As part of a stopgap federal government spending measure passed today by both the House and Senate, funding for the Children’s Health Insurance Program (CHIP) has been authorized through the end of 2017. Meanwhile, funding for the federal government will expire on Dec. 22, presumably giving Republicans long enough to pass their tax reform reconciliation measure.
The CHIP provisions allows the Secretary of Health and Human Services (HHS) to reallocate any unused federal funds to the states most at risk of running out of CHIP money by the end of the month.
CHIP covers health care for some 8.9 million children who otherwise would be without medical aid because of their parents’ income and/or work status. Several states and the District of Columbia that offer the program are in danger of running out of CHIP funds since authorization for the program expired with the federal fiscal year on Sept. 30.
The program has become somewhat of a bargaining chip (no pun intended) between Democrats and Republicans as they kibbutz toward a long-term funding authorization for the federal government, which under the measure passed today will expire three days before Christmas. There is no guarantee that an agreement will be reached by that date, but whenever a spending plan is approved, few doubt that CHIP — which has wide bipartisan support — will not be part of it.
President Trump and Democrat party leaders meanwhile mingled with Republican representatives at 1600 Pennsylvania Ave. to bargain for a long-term spending agreement.
“We’re here in the spirit of ‘let’s get it done,'” Senate Minority Leader Chuck Schumer (D-N.Y.) said in the Oval Office, where he was joined by House Minority Leader Nancy Pelosi (D-Calif.), top Republicans, Trump and Defense Secretary Gen. James Mattis.
The Children’s Health Insurance Program (CHIP) provides health coverage to eligible children, through both Medicaid and separate CHIP programs.
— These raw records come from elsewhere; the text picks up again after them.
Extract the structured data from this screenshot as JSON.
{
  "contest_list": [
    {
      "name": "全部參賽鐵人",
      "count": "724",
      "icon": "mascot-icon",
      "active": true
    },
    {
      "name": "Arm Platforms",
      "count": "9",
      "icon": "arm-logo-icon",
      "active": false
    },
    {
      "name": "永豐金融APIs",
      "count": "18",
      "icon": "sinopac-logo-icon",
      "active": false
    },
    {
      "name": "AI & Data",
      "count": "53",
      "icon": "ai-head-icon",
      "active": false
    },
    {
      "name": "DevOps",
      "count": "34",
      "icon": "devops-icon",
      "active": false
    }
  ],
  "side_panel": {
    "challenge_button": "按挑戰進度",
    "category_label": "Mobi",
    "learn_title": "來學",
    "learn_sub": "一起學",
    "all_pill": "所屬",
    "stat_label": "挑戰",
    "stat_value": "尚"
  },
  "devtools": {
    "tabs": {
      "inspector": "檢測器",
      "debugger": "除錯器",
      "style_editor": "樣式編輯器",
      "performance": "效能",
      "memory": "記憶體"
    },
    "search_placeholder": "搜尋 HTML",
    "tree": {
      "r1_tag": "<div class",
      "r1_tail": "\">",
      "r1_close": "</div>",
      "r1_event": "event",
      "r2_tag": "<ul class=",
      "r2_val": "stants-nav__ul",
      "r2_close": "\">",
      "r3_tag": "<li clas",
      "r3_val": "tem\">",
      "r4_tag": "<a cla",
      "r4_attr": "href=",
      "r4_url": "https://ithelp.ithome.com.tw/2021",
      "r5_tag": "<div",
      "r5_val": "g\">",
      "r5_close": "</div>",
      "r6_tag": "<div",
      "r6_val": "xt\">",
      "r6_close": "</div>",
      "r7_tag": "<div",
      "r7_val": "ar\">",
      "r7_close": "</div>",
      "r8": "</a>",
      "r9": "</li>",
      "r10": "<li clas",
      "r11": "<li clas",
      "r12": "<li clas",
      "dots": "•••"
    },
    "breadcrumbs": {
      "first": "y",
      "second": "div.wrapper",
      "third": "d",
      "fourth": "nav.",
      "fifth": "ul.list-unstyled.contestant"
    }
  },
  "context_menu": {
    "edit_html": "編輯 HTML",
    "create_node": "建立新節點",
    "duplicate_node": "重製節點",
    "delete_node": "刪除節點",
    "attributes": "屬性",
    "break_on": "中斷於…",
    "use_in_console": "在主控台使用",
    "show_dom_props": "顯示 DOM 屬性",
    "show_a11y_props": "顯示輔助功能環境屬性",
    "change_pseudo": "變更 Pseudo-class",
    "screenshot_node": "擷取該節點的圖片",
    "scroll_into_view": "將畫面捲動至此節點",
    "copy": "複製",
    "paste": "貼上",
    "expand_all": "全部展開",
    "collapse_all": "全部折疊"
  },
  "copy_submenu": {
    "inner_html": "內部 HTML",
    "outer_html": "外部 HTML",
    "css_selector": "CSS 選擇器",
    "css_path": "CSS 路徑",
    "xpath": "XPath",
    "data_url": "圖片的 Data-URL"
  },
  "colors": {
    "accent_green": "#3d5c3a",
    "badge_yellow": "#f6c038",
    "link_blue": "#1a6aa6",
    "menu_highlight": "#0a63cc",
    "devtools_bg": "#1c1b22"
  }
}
CHIP is administered by states, according to federal requirements. The program is funded jointly by states and the federal government.
The Children’s Health Insurance Program (CHIP) is funded jointly by the federal government and states through a formula based on the Medicaid Federal Medical Assistance Percentage (FMAP). As an incentive for states to expand their coverage programs for children, Congress created an “enhanced” federal matching rate for CHIP that is generally about 15 percentage points higher than the Medicaid rate — averaging 71 percent nationally. For example, if a state has a 50 percent match rate for Medicaid, they may have a 65 percent match rate for CHIP.
Because CHIP is a capped program, each state is provided an annual CHIP allotment. Every fiscal year, the Centers for Medicare & Medicaid Services (CMS) determines the share of program funding they will pay that year. States must provide matching funds to get their federal funding allotment.